Sarah Murgatroyd has written a very compelling story from start to finish, giving an incredible insight into what drove those men and how it all went horribly wrong.  When Burke and Wills left Melbourne, their supplies included an oak dining table and a bath tub!  Aboriginals they met along the way brought gifts of food, but the explorers deemed them a nuisance as they wanted gifts in return from their supplies - knives, oilcloth etc  On the return trip from the Gulf of Carpentaria Burke finally succeeded in scaring the natives off completely, and it was then that he and his remaining men realised the folly - they had to discard the supplies that could have been traded for food because they were too weak to carry them - and finally all but one starved to death surrounded by the bush food they did not know how to prepare properly.

Other explorers of the outback are mentioned in the novel too as this had been a race between the Australian colonies in the hope of opening up the interior for the Telegraph and claiming it for their own.  Names like the Stuart Highway, Leichhardt, Mitchell and Julia Creek all now have a special meaning to me, they will no longer be just the names of places where I freight our company's products. 

This novel also gives you a reality check as to what the Europeans did to the Aboriginal tribes in Australia and how they suffered the loss of their native land to the white intruders.  You can't change the past but they were treated very badly indeed.

Coming from England I do feel the lack of real 'history' here compared to Europe, but having now read The Dig Tree I can appreciate that Australian's colonial history may only be recent, but it can be utterly fascinating.


Wednesday, October 10, 2012


That is how I feel after reading Handling the Undead by John Ajvide Lindqvist.

The first half of this novel was so promising that I could not not put it down, it was creepy and disturbing.  I felt excited that I had finally found an unnerving book.  But then it dwindled to something boring, and finally ended up feeling like a bit of feel good fluff.

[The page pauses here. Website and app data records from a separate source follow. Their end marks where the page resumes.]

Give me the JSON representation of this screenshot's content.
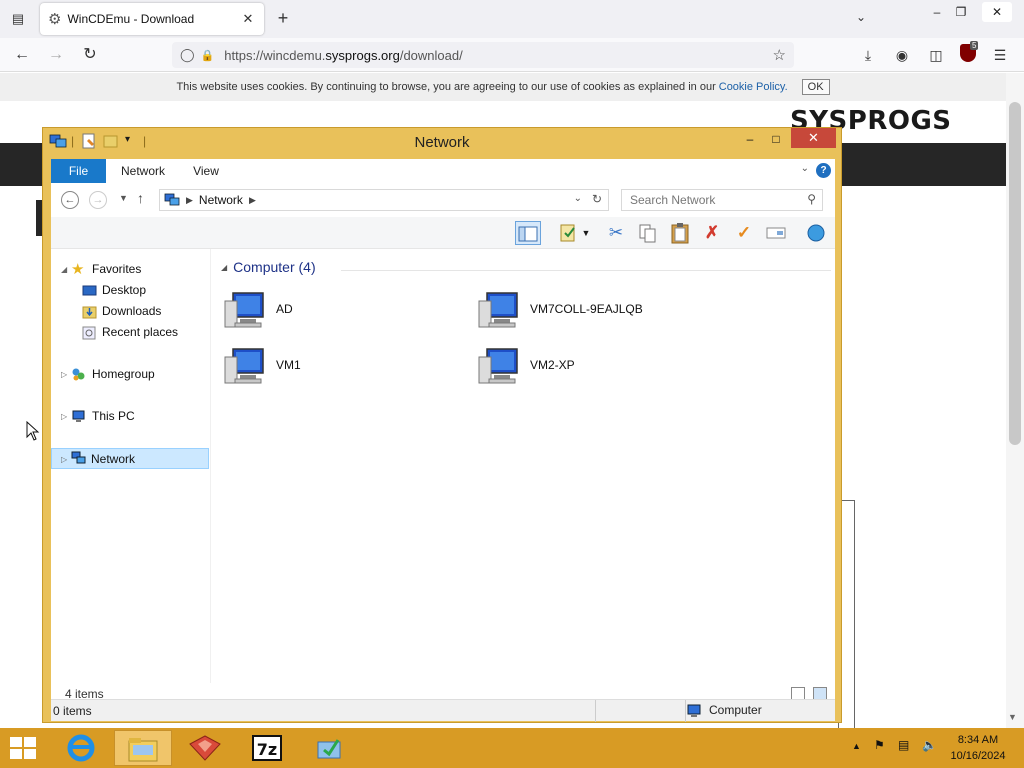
{
  "browser": {
    "tab_title": "WinCDEmu - Download",
    "url_prefix": "https://wincdemu.",
    "url_domain": "sysprogs.org",
    "url_path": "/download/",
    "ublock_count": "5"
  },
  "page": {
    "cookie_text": "This website uses cookies. By continuing to browse, you are agreeing to our use of cookies as explained in our",
    "cookie_link": "Cookie Policy.",
    "cookie_ok": "OK",
    "logo": "SYSPROGS"
  },
  "explorer": {
    "title": "Network",
    "ribbon_tabs": [
      "File",
      "Network",
      "View"
    ],
    "breadcrumb": "Network",
    "search_placeholder": "Search Network",
    "nav": {
      "favorites": "Favorites",
      "desktop": "Desktop",
      "downloads": "Downloads",
      "recent": "Recent places",
      "homegroup": "Homegroup",
      "thispc": "This PC",
      "network": "Network"
    },
    "group_title": "Computer (4)",
    "computers": [
      "AD",
      "VM7COLL-9EAJLQB",
      "VM1",
      "VM2-XP"
    ],
    "item_count": "4 items",
    "selected_count": "0 items",
    "zone": "Computer"
  },
  "taskbar": {
    "time": "8:34 AM",
    "date": "10/16/2024"
  },
  "colors": {
    "window_frame": "#e9c15a",
    "taskbar": "#d89b24",
    "file_tab": "#1979ca",
    "close_button": "#c7483a"
  }
}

The premise was initially interesting - a strange weather event in Sweden results in the re-animation of the recently deceased.  The powers that be try to handle the situation as best they can by rounding up the dead (which they later term as the 're-living') and taking them to local hospitals, and digging up the more recently buried.

The novel follows three families - Flora & Elvy, David & Magnus and Gustav & Anna.  They have each lost someone they love, Flora her grandfather (Elvy's husband), David his wife (Magnus' mother) and Gustav his grandson (Anna's son).  Basically the novel then explores the feelings each experiences coming to terms with the 're-living'.

By far the best storyline was that of Gustav (Mahler), Anna and Elias. Gustav is grossly overweight and constantly locks horns with his grieving daughter Anna.  Anna's young son Elias tragically died in a balcony fall, but when the strange event occurs Mahler races to the cemetery and digs Elias up (a bit 'Pet Semetary' you might think, I thought so too but it was not the case as it turned out). The weather has been very hot and dry so Elias has not begun to decompose, he is however mummified and full of decomposing gas.  The description of this mummified child being taken care of with lotions for his skin, and saline which he will swallow from a baby's bottle whilst not moving nor being able see through his dead eyes, is truly nightmare material.  It is tremendously creepy.

I 'got' that Lindqvist wanted to explore the emotional side of a 'zombie' event but it got too airy fairy towards the end especially the Flora & Elvy storyline.  The supposed proof of a soul and life on the other side didn't really work for me.  (After reading The God Delusion can you blame me?) I really think that it would have worked best as an out and out horror.  I didn't need flesh eating zombies, the 're-living' that he presents are creepy enough, but I would have liked to have seen more exploration of the other types of re-living such as those that had been recently drowned.  Anna encounters one and it is quite frightening at first but then that falls flat too.

However, with this said, I think I will read more of Lindqvist's work as he is very readable and the ideas are definitely there.  

Until next time.

Happy Reading!